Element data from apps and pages
------------------------------------------------

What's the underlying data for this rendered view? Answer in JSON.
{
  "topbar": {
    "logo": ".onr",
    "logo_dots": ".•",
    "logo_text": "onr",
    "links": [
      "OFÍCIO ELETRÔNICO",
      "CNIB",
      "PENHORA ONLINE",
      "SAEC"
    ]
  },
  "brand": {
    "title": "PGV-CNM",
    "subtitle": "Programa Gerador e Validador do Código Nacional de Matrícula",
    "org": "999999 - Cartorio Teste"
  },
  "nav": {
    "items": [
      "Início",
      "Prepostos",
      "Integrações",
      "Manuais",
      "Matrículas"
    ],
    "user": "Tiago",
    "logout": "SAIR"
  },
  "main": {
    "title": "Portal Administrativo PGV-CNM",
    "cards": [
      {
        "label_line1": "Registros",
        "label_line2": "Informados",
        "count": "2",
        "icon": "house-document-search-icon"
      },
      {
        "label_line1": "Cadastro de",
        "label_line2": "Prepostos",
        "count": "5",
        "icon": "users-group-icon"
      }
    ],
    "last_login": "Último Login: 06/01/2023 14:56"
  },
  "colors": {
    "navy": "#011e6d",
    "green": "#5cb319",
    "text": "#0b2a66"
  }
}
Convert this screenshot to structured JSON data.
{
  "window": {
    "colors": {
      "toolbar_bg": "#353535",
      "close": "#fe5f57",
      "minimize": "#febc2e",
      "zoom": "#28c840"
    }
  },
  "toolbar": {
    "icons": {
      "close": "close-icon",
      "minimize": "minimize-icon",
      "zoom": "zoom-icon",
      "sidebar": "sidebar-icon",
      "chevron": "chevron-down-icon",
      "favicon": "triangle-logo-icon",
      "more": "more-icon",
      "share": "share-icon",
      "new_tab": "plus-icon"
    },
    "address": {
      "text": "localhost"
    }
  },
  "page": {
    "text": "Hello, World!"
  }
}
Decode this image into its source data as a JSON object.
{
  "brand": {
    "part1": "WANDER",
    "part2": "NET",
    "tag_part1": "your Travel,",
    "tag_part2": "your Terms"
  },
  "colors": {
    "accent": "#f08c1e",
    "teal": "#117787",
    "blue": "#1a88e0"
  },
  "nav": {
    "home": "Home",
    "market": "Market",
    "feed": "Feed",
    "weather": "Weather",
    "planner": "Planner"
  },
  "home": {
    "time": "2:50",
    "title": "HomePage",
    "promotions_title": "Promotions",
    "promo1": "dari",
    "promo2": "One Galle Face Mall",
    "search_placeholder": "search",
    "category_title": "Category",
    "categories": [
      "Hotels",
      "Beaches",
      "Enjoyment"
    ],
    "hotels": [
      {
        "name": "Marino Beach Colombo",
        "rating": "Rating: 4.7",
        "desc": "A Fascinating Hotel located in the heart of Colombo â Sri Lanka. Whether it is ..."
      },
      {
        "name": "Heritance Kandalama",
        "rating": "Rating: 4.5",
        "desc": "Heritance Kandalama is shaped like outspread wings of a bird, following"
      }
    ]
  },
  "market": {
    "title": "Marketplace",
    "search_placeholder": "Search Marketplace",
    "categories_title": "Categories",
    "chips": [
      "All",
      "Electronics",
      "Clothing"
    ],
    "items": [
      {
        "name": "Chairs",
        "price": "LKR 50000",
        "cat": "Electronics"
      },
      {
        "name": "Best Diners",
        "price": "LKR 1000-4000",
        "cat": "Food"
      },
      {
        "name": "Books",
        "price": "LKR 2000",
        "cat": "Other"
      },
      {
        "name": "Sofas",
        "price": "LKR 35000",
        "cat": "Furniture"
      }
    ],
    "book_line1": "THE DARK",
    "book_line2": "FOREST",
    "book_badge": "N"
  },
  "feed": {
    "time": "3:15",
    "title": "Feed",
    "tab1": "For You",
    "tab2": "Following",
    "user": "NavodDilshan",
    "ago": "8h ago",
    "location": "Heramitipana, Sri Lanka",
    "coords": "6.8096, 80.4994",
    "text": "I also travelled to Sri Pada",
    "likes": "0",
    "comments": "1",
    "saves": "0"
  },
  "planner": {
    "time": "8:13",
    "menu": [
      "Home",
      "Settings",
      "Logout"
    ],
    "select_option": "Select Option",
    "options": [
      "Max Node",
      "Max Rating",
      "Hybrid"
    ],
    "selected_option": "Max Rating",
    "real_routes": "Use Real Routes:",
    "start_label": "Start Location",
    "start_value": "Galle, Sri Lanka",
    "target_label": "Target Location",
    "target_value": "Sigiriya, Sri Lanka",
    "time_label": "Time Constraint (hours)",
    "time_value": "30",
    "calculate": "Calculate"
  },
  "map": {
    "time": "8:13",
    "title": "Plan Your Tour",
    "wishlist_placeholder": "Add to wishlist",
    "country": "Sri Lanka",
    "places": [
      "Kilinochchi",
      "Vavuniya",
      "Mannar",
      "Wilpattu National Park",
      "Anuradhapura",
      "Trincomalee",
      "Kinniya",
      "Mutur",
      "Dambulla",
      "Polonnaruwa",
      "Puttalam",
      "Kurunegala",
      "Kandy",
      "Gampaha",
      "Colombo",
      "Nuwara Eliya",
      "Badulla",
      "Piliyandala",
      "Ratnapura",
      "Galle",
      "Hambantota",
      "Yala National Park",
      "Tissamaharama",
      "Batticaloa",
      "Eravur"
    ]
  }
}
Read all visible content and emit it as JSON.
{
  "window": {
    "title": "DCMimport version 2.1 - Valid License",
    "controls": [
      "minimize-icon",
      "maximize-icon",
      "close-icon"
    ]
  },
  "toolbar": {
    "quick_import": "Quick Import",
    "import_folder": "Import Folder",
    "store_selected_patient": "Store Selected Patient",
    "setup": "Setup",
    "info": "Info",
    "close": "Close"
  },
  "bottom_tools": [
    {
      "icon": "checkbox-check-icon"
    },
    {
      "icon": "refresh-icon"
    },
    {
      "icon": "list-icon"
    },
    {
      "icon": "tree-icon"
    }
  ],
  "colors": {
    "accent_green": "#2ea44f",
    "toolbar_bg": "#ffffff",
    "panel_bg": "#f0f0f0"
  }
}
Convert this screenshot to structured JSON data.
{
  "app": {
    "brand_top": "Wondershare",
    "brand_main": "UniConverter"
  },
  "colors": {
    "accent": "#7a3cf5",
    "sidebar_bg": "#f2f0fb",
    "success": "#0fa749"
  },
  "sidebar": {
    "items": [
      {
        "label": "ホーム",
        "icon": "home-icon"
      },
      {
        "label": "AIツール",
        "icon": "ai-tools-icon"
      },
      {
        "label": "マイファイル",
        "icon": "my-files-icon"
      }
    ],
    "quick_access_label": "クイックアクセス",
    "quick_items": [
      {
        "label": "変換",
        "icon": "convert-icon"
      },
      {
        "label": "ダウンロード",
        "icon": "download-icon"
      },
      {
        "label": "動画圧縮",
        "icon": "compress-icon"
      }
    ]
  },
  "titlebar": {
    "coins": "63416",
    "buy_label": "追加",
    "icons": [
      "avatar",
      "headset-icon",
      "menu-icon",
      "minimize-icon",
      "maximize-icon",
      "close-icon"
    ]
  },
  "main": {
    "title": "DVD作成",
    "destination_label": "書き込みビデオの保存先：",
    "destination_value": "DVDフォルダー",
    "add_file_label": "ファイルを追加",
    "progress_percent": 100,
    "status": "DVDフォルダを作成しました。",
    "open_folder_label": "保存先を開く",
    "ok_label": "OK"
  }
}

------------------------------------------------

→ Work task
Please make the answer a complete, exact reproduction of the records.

→ Your response
What's the underlying data for this rendered view? Answer in JSON.
{
  "topbar": {
    "logo": ".onr",
    "logo_dots": ".•",
    "logo_text": "onr",
    "links": [
      "OFÍCIO ELETRÔNICO",
      "CNIB",
      "PENHORA ONLINE",
      "SAEC"
    ]
  },
  "brand": {
    "title": "PGV-CNM",
    "subtitle": "Programa Gerador e Validador do Código Nacional de Matrícula",
    "org": "999999 - Cartorio Teste"
  },
  "nav": {
    "items": [
      "Início",
      "Prepostos",
      "Integrações",
      "Manuais",
      "Matrículas"
    ],
    "user": "Tiago",
    "logout": "SAIR"
  },
  "main": {
    "title": "Portal Administrativo PGV-CNM",
    "cards": [
      {
        "label_line1": "Registros",
        "label_line2": "Informados",
        "count": "2",
        "icon": "house-document-search-icon"
      },
      {
        "label_line1": "Cadastro de",
        "label_line2": "Prepostos",
        "count": "5",
        "icon": "users-group-icon"
      }
    ],
    "last_login": "Último Login: 06/01/2023 14:56"
  },
  "colors": {
    "navy": "#011e6d",
    "green": "#5cb319",
    "text": "#0b2a66"
  }
}
Convert this screenshot to structured JSON data.
{
  "window": {
    "colors": {
      "toolbar_bg": "#353535",
      "close": "#fe5f57",
      "minimize": "#febc2e",
      "zoom": "#28c840"
    }
  },
  "toolbar": {
    "icons": {
      "close": "close-icon",
      "minimize": "minimize-icon",
      "zoom": "zoom-icon",
      "sidebar": "sidebar-icon",
      "chevron": "chevron-down-icon",
      "favicon": "triangle-logo-icon",
      "more": "more-icon",
      "share": "share-icon",
      "new_tab": "plus-icon"
    },
    "address": {
      "text": "localhost"
    }
  },
  "page": {
    "text": "Hello, World!"
  }
}
Decode this image into its source data as a JSON object.
{
  "brand": {
    "part1": "WANDER",
    "part2": "NET",
    "tag_part1": "your Travel,",
    "tag_part2": "your Terms"
  },
  "colors": {
    "accent": "#f08c1e",
    "teal": "#117787",
    "blue": "#1a88e0"
  },
  "nav": {
    "home": "Home",
    "market": "Market",
    "feed": "Feed",
    "weather": "Weather",
    "planner": "Planner"
  },
  "home": {
    "time": "2:50",
    "title": "HomePage",
    "promotions_title": "Promotions",
    "promo1": "dari",
    "promo2": "One Galle Face Mall",
    "search_placeholder": "search",
    "category_title": "Category",
    "categories": [
      "Hotels",
      "Beaches",
      "Enjoyment"
    ],
    "hotels": [
      {
        "name": "Marino Beach Colombo",
        "rating": "Rating: 4.7",
        "desc": "A Fascinating Hotel located in the heart of Colombo â Sri Lanka. Whether it is ..."
      },
      {
        "name": "Heritance Kandalama",
        "rating": "Rating: 4.5",
        "desc": "Heritance Kandalama is shaped like outspread wings of a bird, following"
      }
    ]
  },
  "market": {
    "title": "Marketplace",
    "search_placeholder": "Search Marketplace",
    "categories_title": "Categories",
    "chips": [
      "All",
      "Electronics",
      "Clothing"
    ],
    "items": [
      {
        "name": "Chairs",
        "price": "LKR 50000",
        "cat": "Electronics"
      },
      {
        "name": "Best Diners",
        "price": "LKR 1000-4000",
        "cat": "Food"
      },
      {
        "name": "Books",
        "price": "LKR 2000",
        "cat": "Other"
      },
      {
        "name": "Sofas",
        "price": "LKR 35000",
        "cat": "Furniture"
      }
    ],
    "book_line1": "THE DARK",
    "book_line2": "FOREST",
    "book_badge": "N"
  },
  "feed": {
    "time": "3:15",
    "title": "Feed",
    "tab1": "For You",
    "tab2": "Following",
    "user": "NavodDilshan",
    "ago": "8h ago",
    "location": "Heramitipana, Sri Lanka",
    "coords": "6.8096, 80.4994",
    "text": "I also travelled to Sri Pada",
    "likes": "0",
    "comments": "1",
    "saves": "0"
  },
  "planner": {
    "time": "8:13",
    "menu": [
      "Home",
      "Settings",
      "Logout"
    ],
    "select_option": "Select Option",
    "options": [
      "Max Node",
      "Max Rating",
      "Hybrid"
    ],
    "selected_option": "Max Rating",
    "real_routes": "Use Real Routes:",
    "start_label": "Start Location",
    "start_value": "Galle, Sri Lanka",
    "target_label": "Target Location",
    "target_value": "Sigiriya, Sri Lanka",
    "time_label": "Time Constraint (hours)",
    "time_value": "30",
    "calculate": "Calculate"
  },
  "map": {
    "time": "8:13",
    "title": "Plan Your Tour",
    "wishlist_placeholder": "Add to wishlist",
    "country": "Sri Lanka",
    "places": [
      "Kilinochchi",
      "Vavuniya",
      "Mannar",
      "Wilpattu National Park",
      "Anuradhapura",
      "Trincomalee",
      "Kinniya",
      "Mutur",
      "Dambulla",
      "Polonnaruwa",
      "Puttalam",
      "Kurunegala",
      "Kandy",
      "Gampaha",
      "Colombo",
      "Nuwara Eliya",
      "Badulla",
      "Piliyandala",
      "Ratnapura",
      "Galle",
      "Hambantota",
      "Yala National Park",
      "Tissamaharama",
      "Batticaloa",
      "Eravur"
    ]
  }
}
Read all visible content and emit it as JSON.
{
  "window": {
    "title": "DCMimport version 2.1 - Valid License",
    "controls": [
      "minimize-icon",
      "maximize-icon",
      "close-icon"
    ]
  },
  "toolbar": {
    "quick_import": "Quick Import",
    "import_folder": "Import Folder",
    "store_selected_patient": "Store Selected Patient",
    "setup": "Setup",
    "info": "Info",
    "close": "Close"
  },
  "bottom_tools": [
    {
      "icon": "checkbox-check-icon"
    },
    {
      "icon": "refresh-icon"
    },
    {
      "icon": "list-icon"
    },
    {
      "icon": "tree-icon"
    }
  ],
  "colors": {
    "accent_green": "#2ea44f",
    "toolbar_bg": "#ffffff",
    "panel_bg": "#f0f0f0"
  }
}
Convert this screenshot to structured JSON data.
{
  "app": {
    "brand_top": "Wondershare",
    "brand_main": "UniConverter"
  },
  "colors": {
    "accent": "#7a3cf5",
    "sidebar_bg": "#f2f0fb",
    "success": "#0fa749"
  },
  "sidebar": {
    "items": [
      {
        "label": "ホーム",
        "icon": "home-icon"
      },
      {
        "label": "AIツール",
        "icon": "ai-tools-icon"
      },
      {
        "label": "マイファイル",
        "icon": "my-files-icon"
      }
    ],
    "quick_access_label": "クイックアクセス",
    "quick_items": [
      {
        "label": "変換",
        "icon": "convert-icon"
      },
      {
        "label": "ダウンロード",
        "icon": "download-icon"
      },
      {
        "label": "動画圧縮",
        "icon": "compress-icon"
      }
    ]
  },
  "titlebar": {
    "coins": "63416",
    "buy_label": "追加",
    "icons": [
      "avatar",
      "headset-icon",
      "menu-icon",
      "minimize-icon",
      "maximize-icon",
      "close-icon"
    ]
  },
  "main": {
    "title": "DVD作成",
    "destination_label": "書き込みビデオの保存先：",
    "destination_value": "DVDフォルダー",
    "add_file_label": "ファイルを追加",
    "progress_percent": 100,
    "status": "DVDフォルダを作成しました。",
    "open_folder_label": "保存先を開く",
    "ok_label": "OK"
  }
}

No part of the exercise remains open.